(Data items)
::::::

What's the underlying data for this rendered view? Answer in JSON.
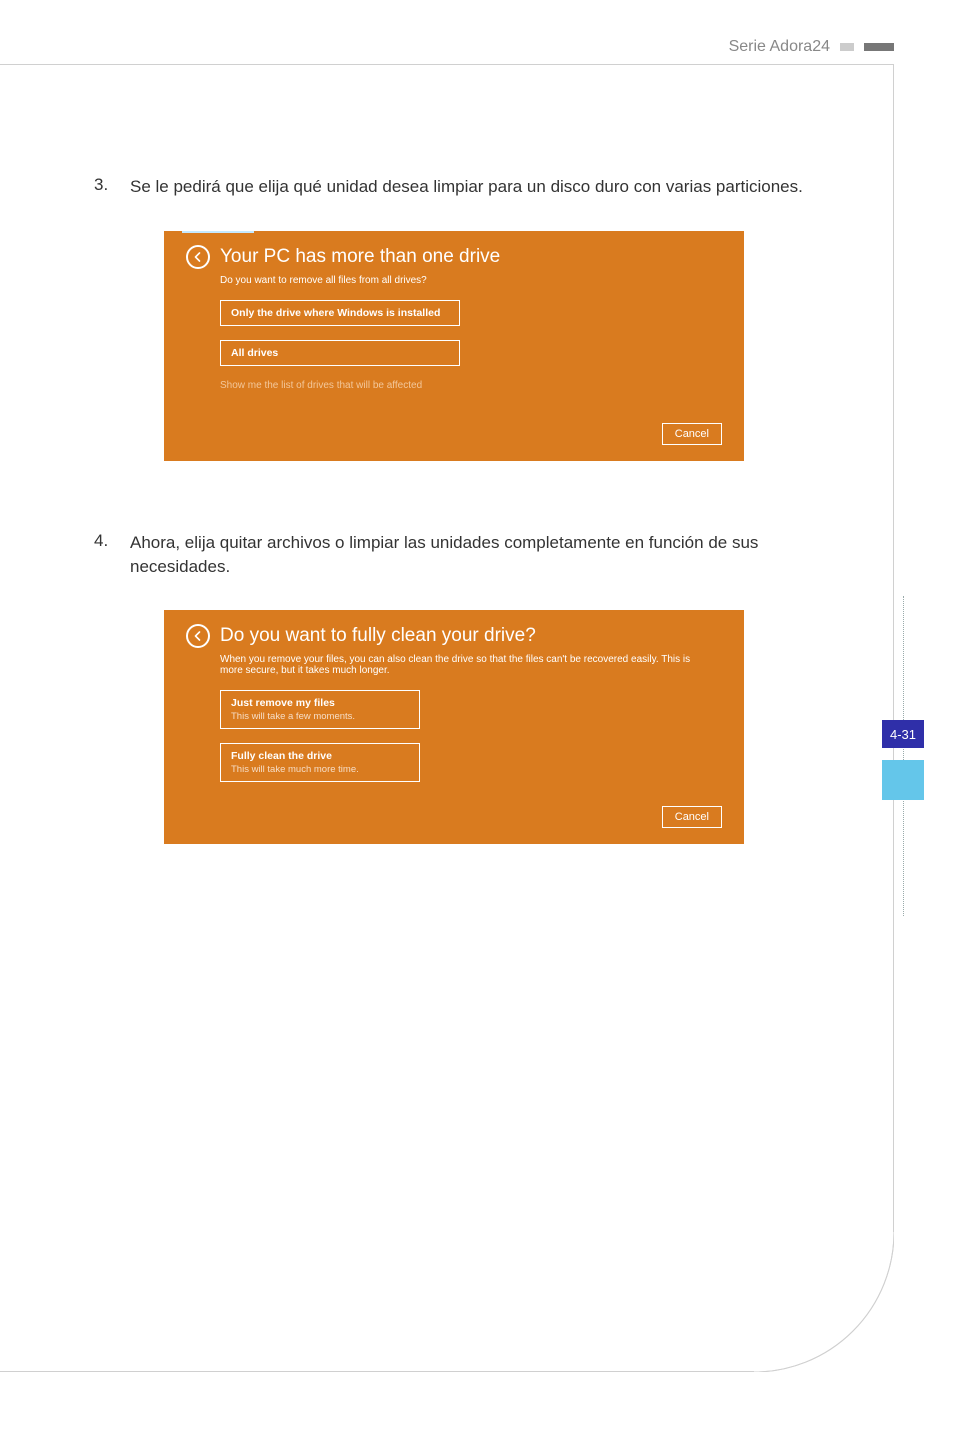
{
  "header": {
    "series": "Serie Adora24"
  },
  "steps": [
    {
      "num": "3.",
      "text": "Se le pedirá que elija qué unidad desea limpiar para un disco duro con varias particiones."
    },
    {
      "num": "4.",
      "text": "Ahora, elija quitar archivos o limpiar las unidades completamente en función de sus necesidades."
    }
  ],
  "dialog1": {
    "title": "Your PC has more than one drive",
    "subtitle": "Do you want to remove all files from all drives?",
    "options": [
      {
        "title": "Only the drive where Windows is installed"
      },
      {
        "title": "All drives"
      }
    ],
    "link": "Show me the list of drives that will be affected",
    "cancel": "Cancel"
  },
  "dialog2": {
    "title": "Do you want to fully clean your drive?",
    "subtitle": "When you remove your files, you can also clean the drive so that the files can't be recovered easily. This is more secure, but it takes much longer.",
    "options": [
      {
        "title": "Just remove my files",
        "sub": "This will take a few moments."
      },
      {
        "title": "Fully clean the drive",
        "sub": "This will take much more time."
      }
    ],
    "cancel": "Cancel"
  },
  "page_number": "4-31",
  "colors": {
    "accent_orange": "#d97b1f",
    "tab_blue": "#2f2fa9",
    "tab_light": "#64c6ea"
  }
}
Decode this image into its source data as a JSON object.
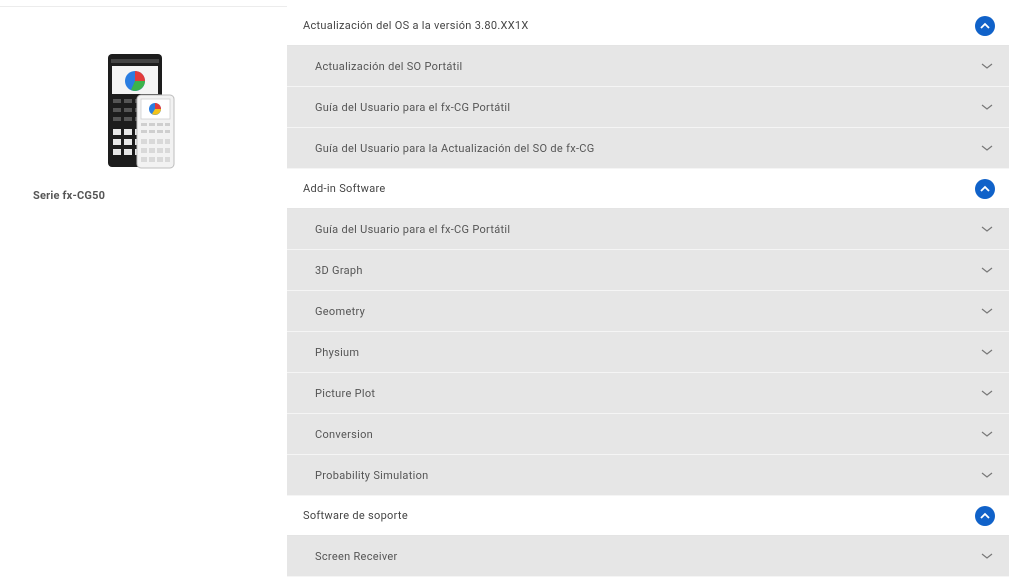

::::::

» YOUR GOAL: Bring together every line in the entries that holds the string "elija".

» RESPONSE FOR THIS EXERCISE:
      "text": "Se le pedirá que elija qué unidad desea limpiar para un disco duro con varias particiones."
      "text": "Ahora, elija quitar archivos o limpiar las unidades completamente en función de sus necesidades."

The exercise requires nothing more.